SA set for above average grain crop

Image credit: flickr User: Silent Star 101

A recent report on SA’s grain crop showed that the State is up for an above average yield in 2014-15 despite the cold and frosty conditions in August.

SA set for above average grain crop
Image credit: flickr User: Silent Star 101

According to the media release by Minister for Agriculture, Food and Fisheries Leon Bignell, the September Crop and Pasture Report from Primary Industries and Regions SA (PIRSA) found that the State should expect a total crop of around 7.6 million tonnes, which represents a farm gate value of about $1.8 billion, and an export value of $2.3 billion.

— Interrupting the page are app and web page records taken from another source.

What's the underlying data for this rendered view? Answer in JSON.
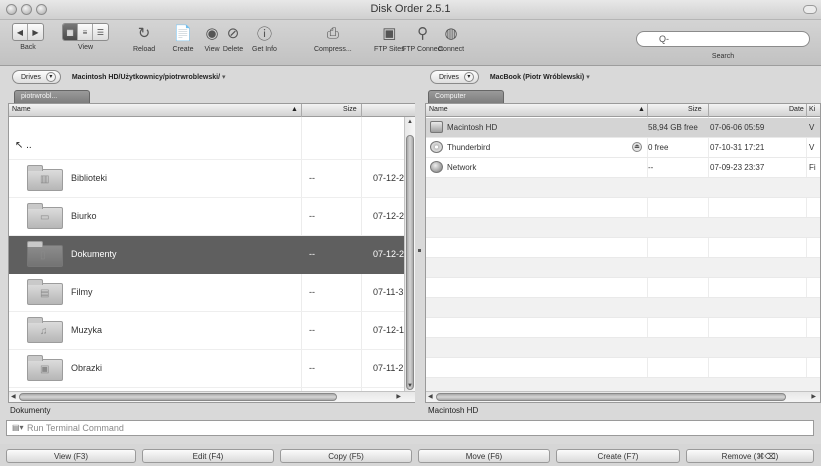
{
  "window": {
    "title": "Disk Order 2.5.1"
  },
  "toolbar": {
    "back_label": "Back",
    "view_label": "View",
    "reload_label": "Reload",
    "create_label": "Create",
    "view2_label": "View",
    "delete_label": "Delete",
    "getinfo_label": "Get Info",
    "compress_label": "Compress...",
    "ftpsites_label": "FTP Sites",
    "ftpconnect_label": "FTP Connect",
    "connect_label": "Connect",
    "search_label": "Search",
    "search_value": "Q-"
  },
  "left": {
    "drives_label": "Drives",
    "path": "Macintosh HD/Użytkownicy/piotrwroblewski/",
    "path_caret": "▾",
    "tab": "piotrwrobl...",
    "col_name": "Name",
    "col_size": "Size",
    "up_label": "↖ ..",
    "rows": [
      {
        "name": "Biblioteki",
        "size": "--",
        "date": "07-12-2",
        "glyph": "▥"
      },
      {
        "name": "Biurko",
        "size": "--",
        "date": "07-12-2",
        "glyph": "▭"
      },
      {
        "name": "Dokumenty",
        "size": "--",
        "date": "07-12-2",
        "glyph": "▯"
      },
      {
        "name": "Filmy",
        "size": "--",
        "date": "07-11-3",
        "glyph": "▤"
      },
      {
        "name": "Muzyka",
        "size": "--",
        "date": "07-12-1",
        "glyph": "♫"
      },
      {
        "name": "Obrazki",
        "size": "--",
        "date": "07-11-2",
        "glyph": "▣"
      }
    ],
    "status": "Dokumenty"
  },
  "right": {
    "drives_label": "Drives",
    "path": "MacBook (Piotr Wróblewski)",
    "path_caret": "▾",
    "tab": "Computer",
    "col_name": "Name",
    "col_size": "Size",
    "col_date": "Date",
    "col_kind": "Ki",
    "rows": [
      {
        "name": "Macintosh HD",
        "size": "58,94 GB free",
        "date": "07-06-06 05:59",
        "kind": "V"
      },
      {
        "name": "Thunderbird",
        "size": "0 free",
        "date": "07-10-31 17:21",
        "kind": "V"
      },
      {
        "name": "Network",
        "size": "--",
        "date": "07-09-23 23:37",
        "kind": "Fi"
      }
    ],
    "status": "Macintosh HD"
  },
  "command": {
    "placeholder": "Run Terminal Command"
  },
  "fkeys": {
    "view": "View (F3)",
    "edit": "Edit (F4)",
    "copy": "Copy (F5)",
    "move": "Move (F6)",
    "create": "Create (F7)",
    "remove": "Remove (⌘⌫)"
  },
  "colors": {
    "selection": "#5f5f5f",
    "toolbar": "#c8c8c8"
  }
}
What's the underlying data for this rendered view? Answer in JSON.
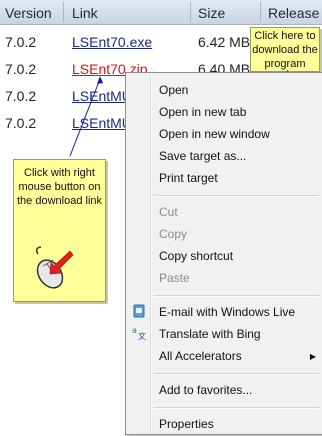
{
  "table": {
    "headers": [
      "Version",
      "Link",
      "Size",
      "Release"
    ],
    "rows": [
      {
        "version": "7.0.2",
        "link": "LSEnt70.exe",
        "size": "6.42 MB"
      },
      {
        "version": "7.0.2",
        "link": "LSEnt70.zip",
        "size": "6.40 MB"
      },
      {
        "version": "7.0.2",
        "link": "LSEntMU",
        "size": ""
      },
      {
        "version": "7.0.2",
        "link": "LSEntMU",
        "size": ""
      }
    ]
  },
  "callouts": {
    "download": "Click here to download the program",
    "right_click": "Click with right mouse button on the download link"
  },
  "menu": {
    "open": "Open",
    "open_tab": "Open in new tab",
    "open_window": "Open in new window",
    "save_target": "Save target as...",
    "print_target": "Print target",
    "cut": "Cut",
    "copy": "Copy",
    "copy_shortcut": "Copy shortcut",
    "paste": "Paste",
    "email": "E-mail with Windows Live",
    "translate": "Translate with Bing",
    "accelerators": "All Accelerators",
    "favorites": "Add to favorites...",
    "properties": "Properties"
  },
  "colors": {
    "header_bg": "#d4dbe6",
    "link": "#1b2b80",
    "link_active": "#e01010",
    "callout_bg": "#ffff99",
    "menu_bg": "#f1f1f1"
  }
}
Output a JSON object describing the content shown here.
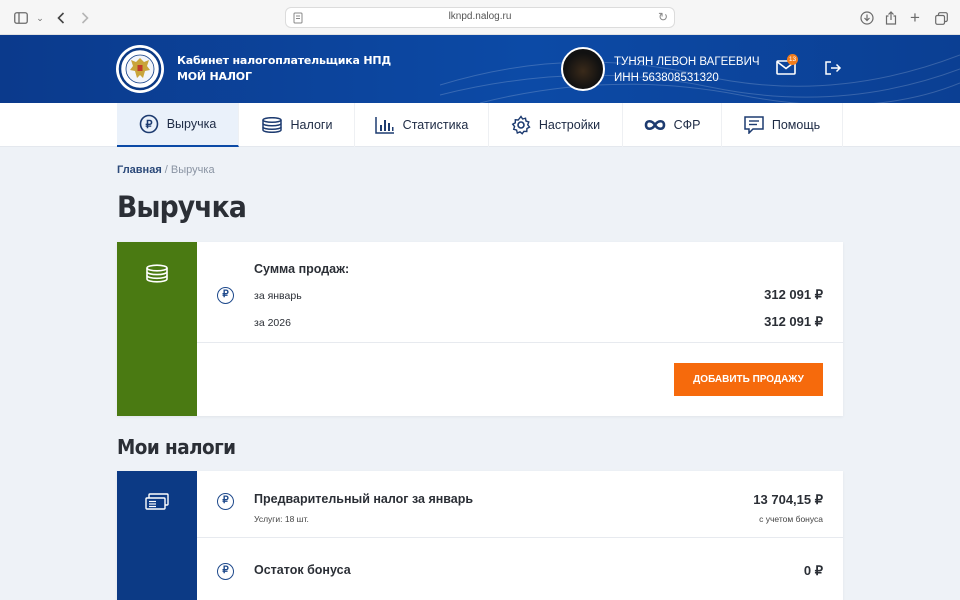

“This year’s crop production level remained well above the 10-year average of 6.5 million tonnes, but would be around one million tonnes less than the 2013-14 crop. Even though conditions during August were not ideal for everyone, the state’s crop was more advanced than usual for this time of the year,” Mr Bignell said.

“There was potential for a larger crop, but that depended on weather conditions and rain to finish the crops off during the next few weeks. We won’t know for sure what this year’s crop would be until the harvest begins later this month.”

PIRSA’s Grains Industry Account Manager Dave Lewis said the less than expected impact of the Beet Western Yellows virus to the canola crop had led to an increased crop estimate to 400,000 tonnes.


“Young canola crops lost to early season Beet Western Yellows virus infections have fortunately been limited to a small number of crops,” Mr Lewis said.

“Less damage than expected has occurred from infections of canola at later growth stages, although the spread of the virus has been found to be widespread through the crop. It’s spread to other susceptible crops including pulses has so far been limited.”

Mr Lewis said a combination of dry conditions and widespread severe frosts had caused significant crop damage across the State, but farmers were still assessing the full impact.

“Average minimum temperatures ranged from one to four degrees Celsius, with areas on the Upper Eyre Peninsula, Upper and Mid North and the Northern Mallee experiencing their lowest minimum August temperatures on record,” Mr Lewis said.

“The severe frosts have caused significant damage to the crops from Penong in the west to Pinnaroo in the east, with Northern Mallee farmers losing an estimated 30% to 40% of crops. However, earlier water logging in the southern cereal zone has eased with the dry conditions of August.”